One possible reform strategy is to advocate change in the legal rules that shape police conduct – perhaps along the lines that Bill Stuntz has suggested.65 We worry that this approach is an exercise in futility. Thus, we may be better served by educating police officers about procedural justice. Police officers need to comport their behavior with constitutional rules, yes, but they also need to be encouraged to treat people with dignity and respect regardless of whether the rules require it.

Third, that the approach we have outlined likely leads to safer streets is only one of its benefits. As British legal scholar, Neil Walker, notes “the police are both minders and reminders of community – a producer of significant messages about the kind of place that community is or aspires to be.” Taking Walker seriously promotes an understanding of the policing enterprise that is different from is different from the usual conception that emphasizes solution of collective action problems, which in turn emphasizes police primarily as crime control agents. We do not doubt the positive benefits of policing agencies casting themselves as necessary utilities for the production of safe, functioning communities akin to well-lit streets, clean water, and cheap, widely available electricity. One must be careful in making the public utility analogy,
however. A consequential conception of a public good, which the utility analogy clearly is, conceives of production of the good as one that can be enjoyed by individuals and aggregated up, so to speak. Thus its benefits – and costs – can always be assessed in terms of efficiencies at the individual level, and it is possible to imagine the good’s production by some entity other than the state.

We think our account of the way in which people assess the rightfulness of policing behavior is more consistent with Waldron’s account of a public good which acknowledges that "no account of [its] worth to anyone can be given except by concentrating on what [it is] worth to everyone together." Truly good policing then, is enjoyed by all people in common whether or not they experience positive outcomes as individuals. Generation of it is “wholly, directly and reciprocally dependent upon its simultaneous generation for and enjoyment by certain others.”66

We can go further and say that our argument not only implies a demand for policing that is assertedly social as Waldron suggests, but constitutive, too, in the way that Ian Loader and Neil Walker claim. It is not enough for policing to simply solve collective action problems associated with the project of crime reduction. Policing also can and should play a role in the production of positive feelings of self-identity that helps to “construct and sustain our ‘wefeeling’—our very felt sense of common publicness.”67 Legitimacy, then, can be a key driver of a healthy and properly functioning democratic government. We need to do more work to fully justify this last potentially normative claim. No doubt many are made uncomfortable by the notion that police should be involved in this work. What we know, however, is that they are involved in it. The empirical distinctions we demonstrate between lawfulness assessments of police conduct on the one hand and fairness assessments on the other, powerfully suggest that people understand police treatment of citizens in the constitutive manner that Loader and Walker describe.
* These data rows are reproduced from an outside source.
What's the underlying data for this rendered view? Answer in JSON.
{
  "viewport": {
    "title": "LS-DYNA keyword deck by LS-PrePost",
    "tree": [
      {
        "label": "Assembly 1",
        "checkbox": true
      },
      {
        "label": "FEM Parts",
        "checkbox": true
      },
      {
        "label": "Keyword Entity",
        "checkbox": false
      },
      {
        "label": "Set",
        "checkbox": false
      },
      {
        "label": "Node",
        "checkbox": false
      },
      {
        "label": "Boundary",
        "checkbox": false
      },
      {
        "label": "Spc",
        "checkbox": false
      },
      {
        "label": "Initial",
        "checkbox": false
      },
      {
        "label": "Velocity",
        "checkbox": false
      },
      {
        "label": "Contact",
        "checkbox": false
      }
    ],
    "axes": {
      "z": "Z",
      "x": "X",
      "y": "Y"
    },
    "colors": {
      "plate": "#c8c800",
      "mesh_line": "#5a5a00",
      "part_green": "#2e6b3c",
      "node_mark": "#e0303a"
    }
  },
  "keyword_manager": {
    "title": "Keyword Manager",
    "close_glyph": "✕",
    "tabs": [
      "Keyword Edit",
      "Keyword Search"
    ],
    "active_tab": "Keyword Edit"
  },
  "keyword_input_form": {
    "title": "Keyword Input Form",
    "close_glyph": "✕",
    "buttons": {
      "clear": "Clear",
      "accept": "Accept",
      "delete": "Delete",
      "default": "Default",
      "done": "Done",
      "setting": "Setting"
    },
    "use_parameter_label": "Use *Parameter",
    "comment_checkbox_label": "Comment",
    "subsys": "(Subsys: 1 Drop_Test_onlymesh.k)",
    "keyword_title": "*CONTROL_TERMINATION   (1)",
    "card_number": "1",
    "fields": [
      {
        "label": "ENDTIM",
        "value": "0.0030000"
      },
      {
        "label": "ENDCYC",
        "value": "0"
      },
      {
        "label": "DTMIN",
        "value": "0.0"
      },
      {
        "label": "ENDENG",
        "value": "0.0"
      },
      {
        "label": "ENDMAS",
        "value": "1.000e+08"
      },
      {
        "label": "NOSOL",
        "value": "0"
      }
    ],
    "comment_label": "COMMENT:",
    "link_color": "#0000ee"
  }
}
The focus that people place upon the procedural justice of police actions points first to the potentially negative consequences of an exclusive focus on lawfulness. If the police are not cognizant of and responsive to public concerns they are blind to the source of public feelings that police actions are inappropriate and should be sanctioned. Further, the police miss the opportunity to be involved in the broader effort to build people’s ties to their communities that build healthy and vibrant communities that are both more open to cooperation with the police and better able to generate the types of social and other forms of capital that can help communities to “build their way out of crime”.68